--- TASK PROMPT ---
Output the entries exactly.

--- AVAILABLE DATA ---
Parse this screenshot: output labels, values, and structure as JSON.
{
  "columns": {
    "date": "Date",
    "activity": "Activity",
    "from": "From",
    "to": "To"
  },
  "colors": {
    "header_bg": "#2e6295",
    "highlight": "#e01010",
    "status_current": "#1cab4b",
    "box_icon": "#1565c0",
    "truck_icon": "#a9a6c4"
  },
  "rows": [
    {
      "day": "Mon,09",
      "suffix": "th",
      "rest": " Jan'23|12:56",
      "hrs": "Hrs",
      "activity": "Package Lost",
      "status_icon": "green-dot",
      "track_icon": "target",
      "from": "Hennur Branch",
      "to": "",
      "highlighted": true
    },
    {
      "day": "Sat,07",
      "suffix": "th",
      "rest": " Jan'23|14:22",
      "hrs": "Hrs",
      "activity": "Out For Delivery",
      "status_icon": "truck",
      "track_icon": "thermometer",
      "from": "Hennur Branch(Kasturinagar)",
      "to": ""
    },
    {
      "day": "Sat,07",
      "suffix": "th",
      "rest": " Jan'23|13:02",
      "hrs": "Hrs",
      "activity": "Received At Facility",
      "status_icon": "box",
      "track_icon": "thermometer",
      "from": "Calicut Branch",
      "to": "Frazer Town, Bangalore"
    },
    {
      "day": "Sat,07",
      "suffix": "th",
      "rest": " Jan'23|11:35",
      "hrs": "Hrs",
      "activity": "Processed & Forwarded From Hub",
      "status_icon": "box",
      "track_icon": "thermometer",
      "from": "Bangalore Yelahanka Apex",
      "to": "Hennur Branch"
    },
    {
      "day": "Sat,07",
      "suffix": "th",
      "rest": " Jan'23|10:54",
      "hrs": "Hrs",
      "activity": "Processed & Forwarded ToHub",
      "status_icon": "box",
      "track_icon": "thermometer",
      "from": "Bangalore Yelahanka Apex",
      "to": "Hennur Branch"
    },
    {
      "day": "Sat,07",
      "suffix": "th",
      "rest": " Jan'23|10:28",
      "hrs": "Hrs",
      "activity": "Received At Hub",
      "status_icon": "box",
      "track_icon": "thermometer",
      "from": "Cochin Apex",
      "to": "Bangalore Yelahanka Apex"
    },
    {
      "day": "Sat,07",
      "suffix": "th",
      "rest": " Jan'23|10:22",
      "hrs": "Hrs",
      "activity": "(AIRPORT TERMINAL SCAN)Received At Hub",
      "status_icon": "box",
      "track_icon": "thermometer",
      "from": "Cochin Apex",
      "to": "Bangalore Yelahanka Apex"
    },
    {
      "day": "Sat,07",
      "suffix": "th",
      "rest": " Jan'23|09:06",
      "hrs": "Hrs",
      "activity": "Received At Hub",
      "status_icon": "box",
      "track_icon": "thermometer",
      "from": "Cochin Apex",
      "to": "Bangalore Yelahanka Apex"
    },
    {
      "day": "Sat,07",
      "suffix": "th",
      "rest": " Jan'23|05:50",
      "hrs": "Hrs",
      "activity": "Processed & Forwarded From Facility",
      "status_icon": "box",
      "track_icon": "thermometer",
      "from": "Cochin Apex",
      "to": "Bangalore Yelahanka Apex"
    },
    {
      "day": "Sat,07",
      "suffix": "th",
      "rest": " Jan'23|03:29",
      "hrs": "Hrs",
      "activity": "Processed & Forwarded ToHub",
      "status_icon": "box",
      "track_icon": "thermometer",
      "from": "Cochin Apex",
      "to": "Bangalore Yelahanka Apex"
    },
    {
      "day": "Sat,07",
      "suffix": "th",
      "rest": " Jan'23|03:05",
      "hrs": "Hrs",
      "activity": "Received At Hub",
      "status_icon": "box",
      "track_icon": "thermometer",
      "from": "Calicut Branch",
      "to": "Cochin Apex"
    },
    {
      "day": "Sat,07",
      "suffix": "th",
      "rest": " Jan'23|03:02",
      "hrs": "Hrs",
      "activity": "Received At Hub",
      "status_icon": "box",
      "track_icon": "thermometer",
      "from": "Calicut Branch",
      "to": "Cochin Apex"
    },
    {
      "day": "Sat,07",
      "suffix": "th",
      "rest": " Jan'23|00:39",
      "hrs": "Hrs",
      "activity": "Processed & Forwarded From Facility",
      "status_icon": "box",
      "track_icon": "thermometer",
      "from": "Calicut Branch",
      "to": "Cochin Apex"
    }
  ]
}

--- ANSWER SPACE ---
Parse this screenshot: output labels, values, and structure as JSON.
{
  "columns": {
    "date": "Date",
    "activity": "Activity",
    "from": "From",
    "to": "To"
  },
  "colors": {
    "header_bg": "#2e6295",
    "highlight": "#e01010",
    "status_current": "#1cab4b",
    "box_icon": "#1565c0",
    "truck_icon": "#a9a6c4"
  },
  "rows": [
    {
      "day": "Mon,09",
      "suffix": "th",
      "rest": " Jan'23|12:56",
      "hrs": "Hrs",
      "activity": "Package Lost",
      "status_icon": "green-dot",
      "track_icon": "target",
      "from": "Hennur Branch",
      "to": "",
      "highlighted": true
    },
    {
      "day": "Sat,07",
      "suffix": "th",
      "rest": " Jan'23|14:22",
      "hrs": "Hrs",
      "activity": "Out For Delivery",
      "status_icon": "truck",
      "track_icon": "thermometer",
      "from": "Hennur Branch(Kasturinagar)",
      "to": ""
    },
    {
      "day": "Sat,07",
      "suffix": "th",
      "rest": " Jan'23|13:02",
      "hrs": "Hrs",
      "activity": "Received At Facility",
      "status_icon": "box",
      "track_icon": "thermometer",
      "from": "Calicut Branch",
      "to": "Frazer Town, Bangalore"
    },
    {
      "day": "Sat,07",
      "suffix": "th",
      "rest": " Jan'23|11:35",
      "hrs": "Hrs",
      "activity": "Processed & Forwarded From Hub",
      "status_icon": "box",
      "track_icon": "thermometer",
      "from": "Bangalore Yelahanka Apex",
      "to": "Hennur Branch"
    },
    {
      "day": "Sat,07",
      "suffix": "th",
      "rest": " Jan'23|10:54",
      "hrs": "Hrs",
      "activity": "Processed & Forwarded ToHub",
      "status_icon": "box",
      "track_icon": "thermometer",
      "from": "Bangalore Yelahanka Apex",
      "to": "Hennur Branch"
    },
    {
      "day": "Sat,07",
      "suffix": "th",
      "rest": " Jan'23|10:28",
      "hrs": "Hrs",
      "activity": "Received At Hub",
      "status_icon": "box",
      "track_icon": "thermometer",
      "from": "Cochin Apex",
      "to": "Bangalore Yelahanka Apex"
    },
    {
      "day": "Sat,07",
      "suffix": "th",
      "rest": " Jan'23|10:22",
      "hrs": "Hrs",
      "activity": "(AIRPORT TERMINAL SCAN)Received At Hub",
      "status_icon": "box",
      "track_icon": "thermometer",
      "from": "Cochin Apex",
      "to": "Bangalore Yelahanka Apex"
    },
    {
      "day": "Sat,07",
      "suffix": "th",
      "rest": " Jan'23|09:06",
      "hrs": "Hrs",
      "activity": "Received At Hub",
      "status_icon": "box",
      "track_icon": "thermometer",
      "from": "Cochin Apex",
      "to": "Bangalore Yelahanka Apex"
    },
    {
      "day": "Sat,07",
      "suffix": "th",
      "rest": " Jan'23|05:50",
      "hrs": "Hrs",
      "activity": "Processed & Forwarded From Facility",
      "status_icon": "box",
      "track_icon": "thermometer",
      "from": "Cochin Apex",
      "to": "Bangalore Yelahanka Apex"
    },
    {
      "day": "Sat,07",
      "suffix": "th",
      "rest": " Jan'23|03:29",
      "hrs": "Hrs",
      "activity": "Processed & Forwarded ToHub",
      "status_icon": "box",
      "track_icon": "thermometer",
      "from": "Cochin Apex",
      "to": "Bangalore Yelahanka Apex"
    },
    {
      "day": "Sat,07",
      "suffix": "th",
      "rest": " Jan'23|03:05",
      "hrs": "Hrs",
      "activity": "Received At Hub",
      "status_icon": "box",
      "track_icon": "thermometer",
      "from": "Calicut Branch",
      "to": "Cochin Apex"
    },
    {
      "day": "Sat,07",
      "suffix": "th",
      "rest": " Jan'23|03:02",
      "hrs": "Hrs",
      "activity": "Received At Hub",
      "status_icon": "box",
      "track_icon": "thermometer",
      "from": "Calicut Branch",
      "to": "Cochin Apex"
    },
    {
      "day": "Sat,07",
      "suffix": "th",
      "rest": " Jan'23|00:39",
      "hrs": "Hrs",
      "activity": "Processed & Forwarded From Facility",
      "status_icon": "box",
      "track_icon": "thermometer",
      "from": "Calicut Branch",
      "to": "Cochin Apex"
    }
  ]
}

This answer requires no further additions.